There’s obviously good reason for this: someone with advanced word could place bets in financial and community markets and make lots of money. That’s why Congress provided for penalties of up to five years in prison and a $250,000 fine for early release of this data. And there’s another excellent reason: government statistical agencies should be free of political influence to insure the integrity of the numbers on which many people depend. My understanding is that an important part of the bureaucratic culture of federal statistical agencies is a pride in their independence and integrity; this is something not to be lightly squandered. Maintaining that culture is vital if the government wants to get highly competent people to dedicate their careers to this important work. It doesn’t appear from the Carolina Journal story that Perdue tried to or indeed could have influenced the numbers; rather her staffers used the heads-up to craft their press releases, presumably to make Perdue look better. That probably hasn’t been very effective; her poll numbers have been dreadful and she seems to be behind Republican Pat McCrory (48%-39% in a PPP poll released last week) in her 2012 race for reelection. It is quite shocking to think that someone at the BLS is squandering the agency’s integrity just to give a Democratic governor a little edge in writing press releases.

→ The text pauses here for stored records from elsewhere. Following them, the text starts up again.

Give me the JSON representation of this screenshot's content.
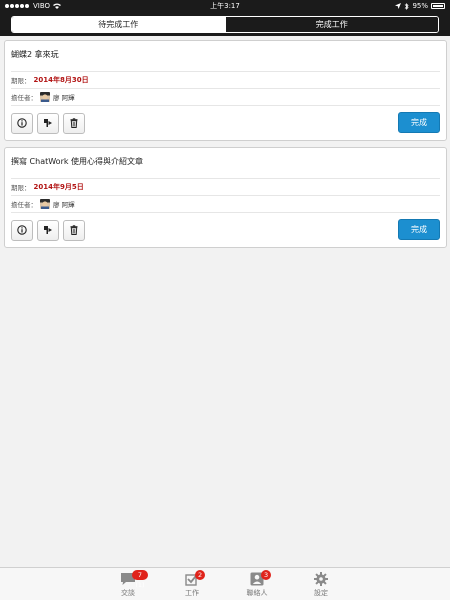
{
  "status_bar": {
    "carrier": "VIBO",
    "time": "上午3:17",
    "battery": "95%"
  },
  "segment": {
    "tab_pending": "待完成工作",
    "tab_completed": "完成工作"
  },
  "tasks": [
    {
      "title": "蝴蝶2 拿來玩",
      "deadline_label": "期限：",
      "deadline": "2014年8月30日",
      "assignee_label": "擔任者：",
      "assignee": "廖 阿輝",
      "done_label": "完成"
    },
    {
      "title": "撰寫 ChatWork  使用心得與介紹文章",
      "deadline_label": "期限：",
      "deadline": "2014年9月5日",
      "assignee_label": "擔任者：",
      "assignee": "廖 阿輝",
      "done_label": "完成"
    }
  ],
  "tabbar": {
    "chat": {
      "label": "交談",
      "badge": "7 (1)"
    },
    "tasks": {
      "label": "工作",
      "badge": "2"
    },
    "contacts": {
      "label": "聯絡人",
      "badge": "3"
    },
    "settings": {
      "label": "設定"
    }
  },
  "colors": {
    "accent_blue": "#1c8fd0",
    "deadline_red": "#b21414",
    "badge_red": "#e0231b",
    "header_dark": "#1b1b1b"
  }
}
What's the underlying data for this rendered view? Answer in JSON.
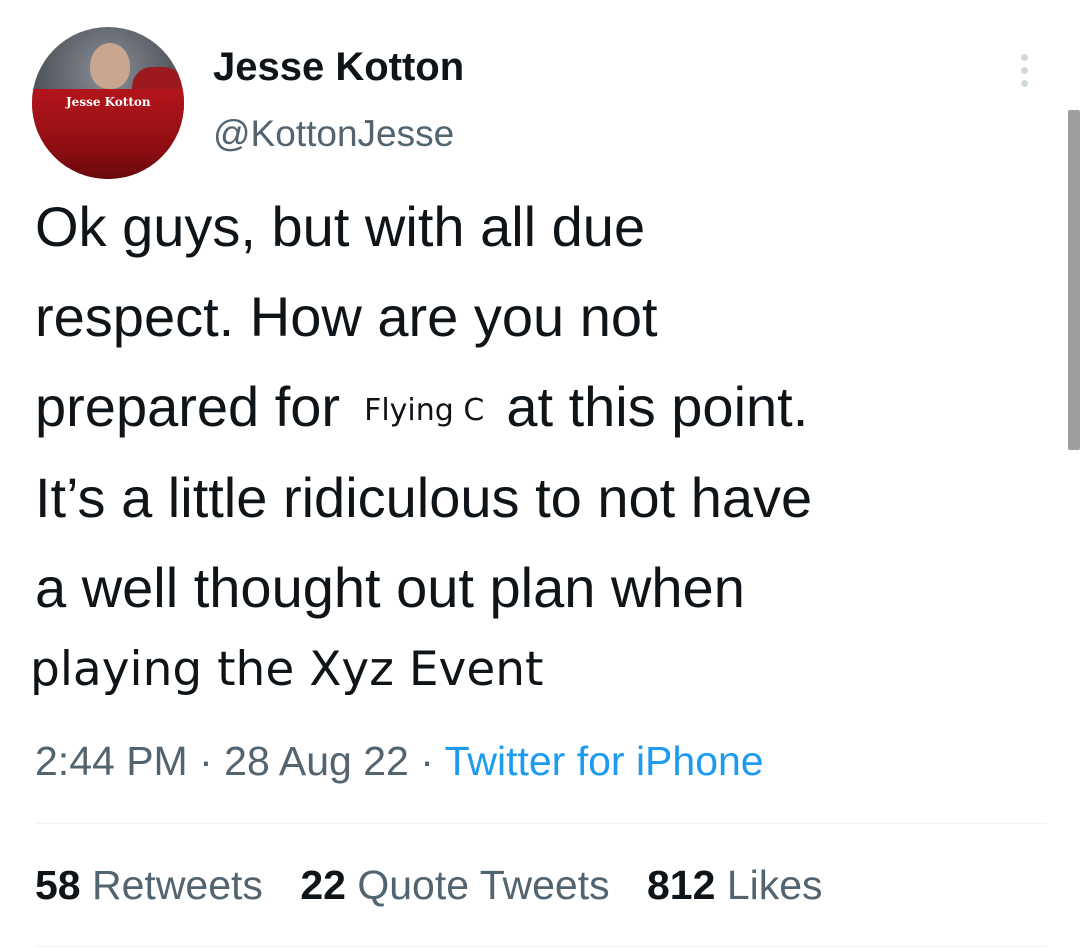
{
  "author": {
    "name": "Jesse Kotton",
    "handle": "@KottonJesse",
    "avatar_caption": "Jesse Kotton"
  },
  "tweet": {
    "line1": "Ok guys, but with all due",
    "line2": "respect. How are you not",
    "line3_start": "prepared for",
    "line3_insert": "Flying C",
    "line3_end": "at this point.",
    "line4": "It’s a little ridiculous to not have",
    "line5": "a well thought out plan when",
    "line6": "playing the Xyz Event"
  },
  "meta": {
    "time": "2:44 PM",
    "sep1": "·",
    "date": "28 Aug 22",
    "sep2": "·",
    "source": "Twitter for iPhone"
  },
  "stats": {
    "retweets_count": "58",
    "retweets_label": "Retweets",
    "quotes_count": "22",
    "quotes_label": "Quote Tweets",
    "likes_count": "812",
    "likes_label": "Likes"
  },
  "icons": {
    "more": "more-vertical-icon"
  },
  "colors": {
    "text": "#0f1419",
    "secondary": "#536471",
    "link": "#1d9bf0"
  }
}
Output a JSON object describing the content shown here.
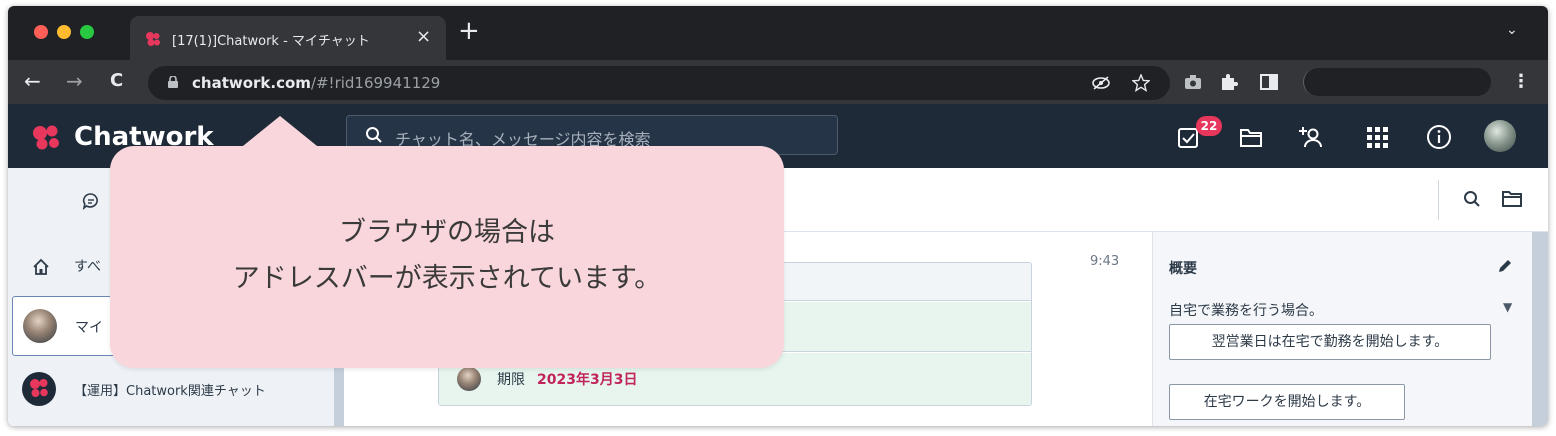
{
  "browser": {
    "tab_title": "[17(1)]Chatwork - マイチャット",
    "tab_close": "×",
    "new_tab": "+",
    "tab_list": "⌄",
    "back": "←",
    "forward": "→",
    "reload": "C",
    "url_host": "chatwork.com",
    "url_path": "/#!rid169941129",
    "menu": "⋮"
  },
  "app": {
    "logo_text": "Chatwork",
    "search_placeholder": "チャット名、メッセージ内容を検索",
    "task_badge": "22"
  },
  "sidebar": {
    "all_label": "すべ",
    "selected_item": "マイ",
    "item2": "【運用】Chatwork関連チャット"
  },
  "main": {
    "time": "9:43",
    "due_label": "期限",
    "due_date": "2023年3月3日"
  },
  "right_pane": {
    "title": "概要",
    "description": "自宅で業務を行う場合。",
    "button1": "翌営業日は在宅で勤務を開始します。",
    "button2": "在宅ワークを開始します。",
    "caret": "▼"
  },
  "callout": {
    "line1": "ブラウザの場合は",
    "line2": "アドレスバーが表示されています。"
  }
}
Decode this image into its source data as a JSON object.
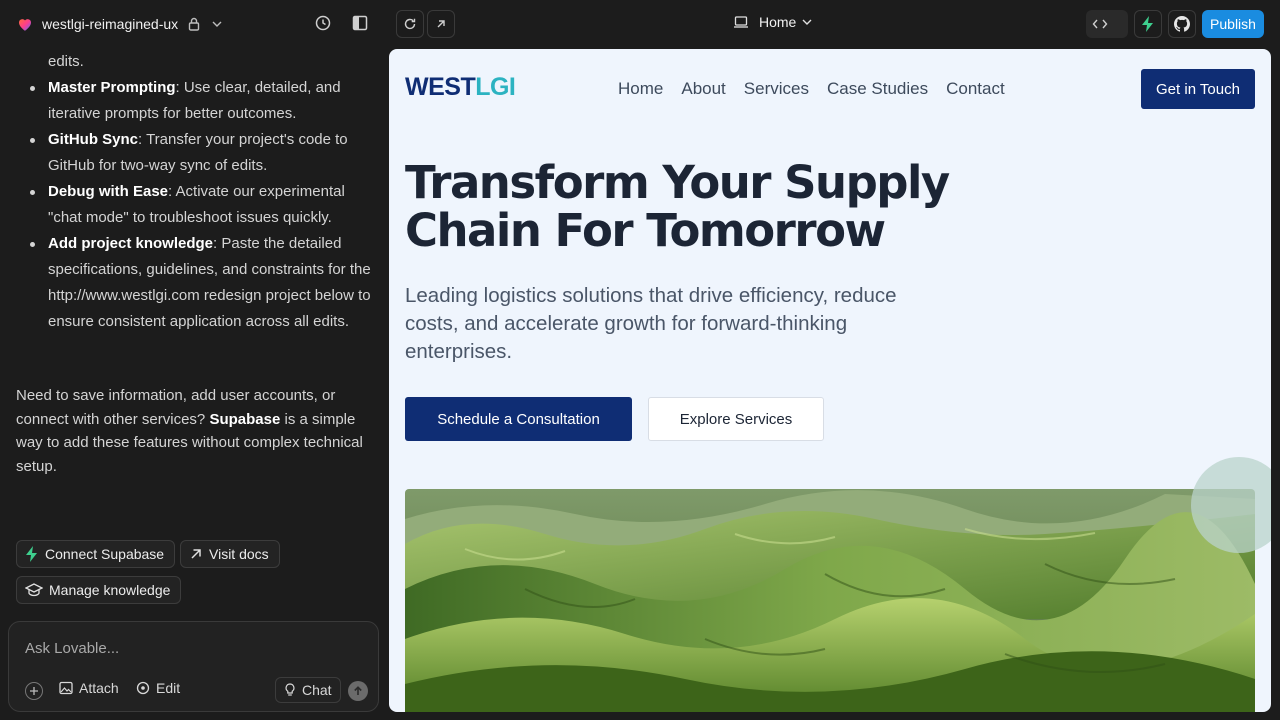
{
  "topbar": {
    "project_name": "westlgi-reimagined-ux",
    "route": "Home",
    "publish_label": "Publish"
  },
  "chat": {
    "bullets": [
      {
        "bold": "",
        "text": "edits."
      },
      {
        "bold": "Master Prompting",
        "text": ": Use clear, detailed, and iterative prompts for better outcomes."
      },
      {
        "bold": "GitHub Sync",
        "text": ": Transfer your project's code to GitHub for two-way sync of edits."
      },
      {
        "bold": "Debug with Ease",
        "text": ": Activate our experimental \"chat mode\" to troubleshoot issues quickly."
      },
      {
        "bold": "Add project knowledge",
        "text": ": Paste the detailed specifications, guidelines, and constraints for the http://www.westlgi.com redesign project below to ensure consistent application across all edits."
      }
    ],
    "supabase_para": {
      "before": "Need to save information, add user accounts, or connect with other services? ",
      "bold": "Supabase",
      "after": " is a simple way to add these features without complex technical setup."
    },
    "actions": {
      "connect_supabase": "Connect Supabase",
      "visit_docs": "Visit docs",
      "manage_knowledge": "Manage knowledge"
    },
    "composer": {
      "placeholder": "Ask Lovable...",
      "attach": "Attach",
      "edit": "Edit",
      "chat": "Chat"
    }
  },
  "site": {
    "logo_part1": "WEST",
    "logo_part2": "LGI",
    "nav": [
      "Home",
      "About",
      "Services",
      "Case Studies",
      "Contact"
    ],
    "cta_top": "Get in Touch",
    "hero_title_line1": "Transform Your Supply",
    "hero_title_line2": "Chain For Tomorrow",
    "hero_sub": "Leading logistics solutions that drive efficiency, reduce costs, and accelerate growth for forward-thinking enterprises.",
    "btn_primary": "Schedule a Consultation",
    "btn_secondary": "Explore Services"
  },
  "colors": {
    "brand_navy": "#0f2d74",
    "brand_teal": "#2cb3c1",
    "publish_blue": "#1a8ce0",
    "supabase_green": "#3ecf8e"
  }
}
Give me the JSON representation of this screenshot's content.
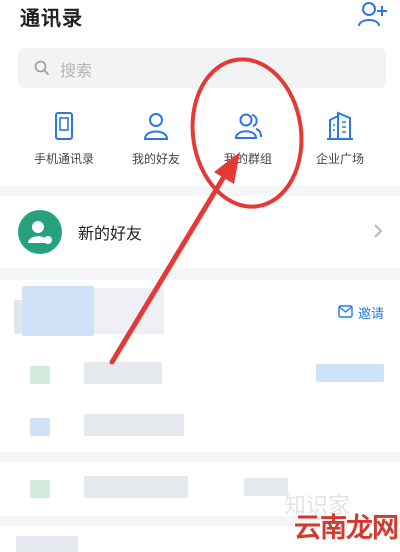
{
  "header": {
    "title": "通讯录"
  },
  "search": {
    "placeholder": "搜索"
  },
  "shortcuts": [
    {
      "label": "手机通讯录",
      "icon": "phone-book-icon"
    },
    {
      "label": "我的好友",
      "icon": "person-icon"
    },
    {
      "label": "我的群组",
      "icon": "group-icon"
    },
    {
      "label": "企业广场",
      "icon": "building-icon"
    }
  ],
  "new_friend": {
    "label": "新的好友",
    "icon": "new-friend-icon"
  },
  "invite": {
    "label": "邀请",
    "icon": "mail-icon"
  },
  "watermark": {
    "text": "云南龙网",
    "faint": "知识家"
  },
  "colors": {
    "accent_blue": "#2b78e4",
    "green_avatar": "#25a27b",
    "annotation_red": "#e53935"
  }
}
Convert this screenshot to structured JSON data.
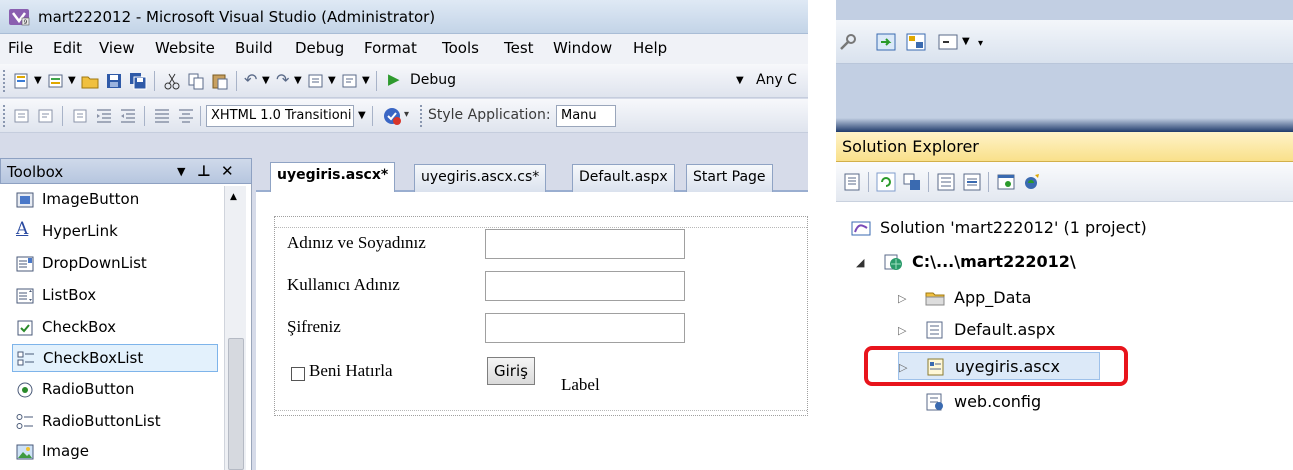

The Carolina Journal also reports that someone in the BLS was giving advance word of statistics to someone in the office of Perdue’s predecessor Democratic Governor Mike Easley in 2003 and 2004. This suggests that the culprit is someone at the BLS who is not a political appointee (since Republicans were in power back then) but with Tarheel Democratic connections or sympathies, and it may not be difficult to identify who that might be. There’s nothing in the Carolina Journal report to suggest that something like this is happening in other states. But it is something the U.S. House Education and the Workforce Committee should look into.